[Start of Attachment]

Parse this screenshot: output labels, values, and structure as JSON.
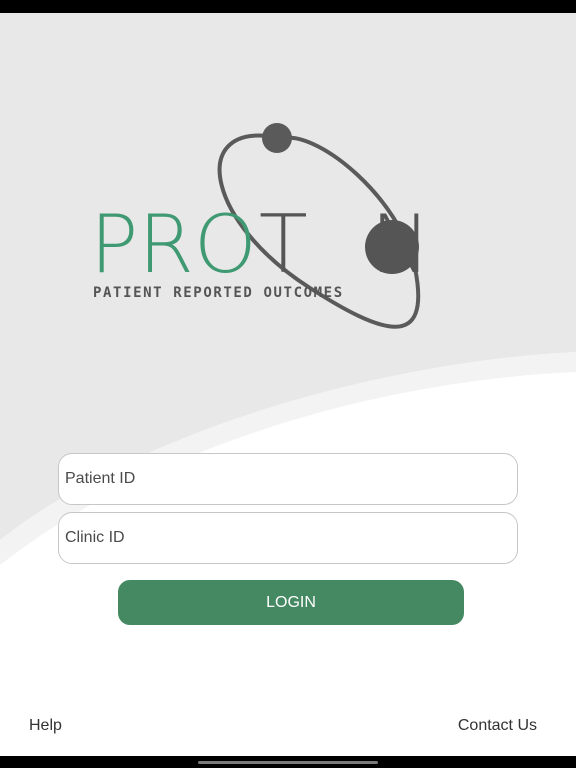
{
  "app": {
    "name": "Proton"
  },
  "logo": {
    "wordmark": [
      "P",
      "R",
      "O",
      "T",
      "O",
      "N"
    ],
    "tagline": "PATIENT REPORTED OUTCOMES",
    "colors": {
      "accent_green": "#3f9a73",
      "dark_gray": "#555555",
      "orbit_gray": "#5a5a5a"
    }
  },
  "form": {
    "patient_id": {
      "placeholder": "Patient ID",
      "value": ""
    },
    "clinic_id": {
      "placeholder": "Clinic ID",
      "value": ""
    },
    "login_label": "LOGIN"
  },
  "footer": {
    "help_label": "Help",
    "contact_label": "Contact Us"
  },
  "theme": {
    "primary_button": "#448962",
    "background_gray": "#e8e8e8",
    "background_white": "#ffffff"
  }
}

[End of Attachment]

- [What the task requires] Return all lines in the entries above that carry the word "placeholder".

- [Final answer]
      "placeholder": "Patient ID",
      "placeholder": "Clinic ID",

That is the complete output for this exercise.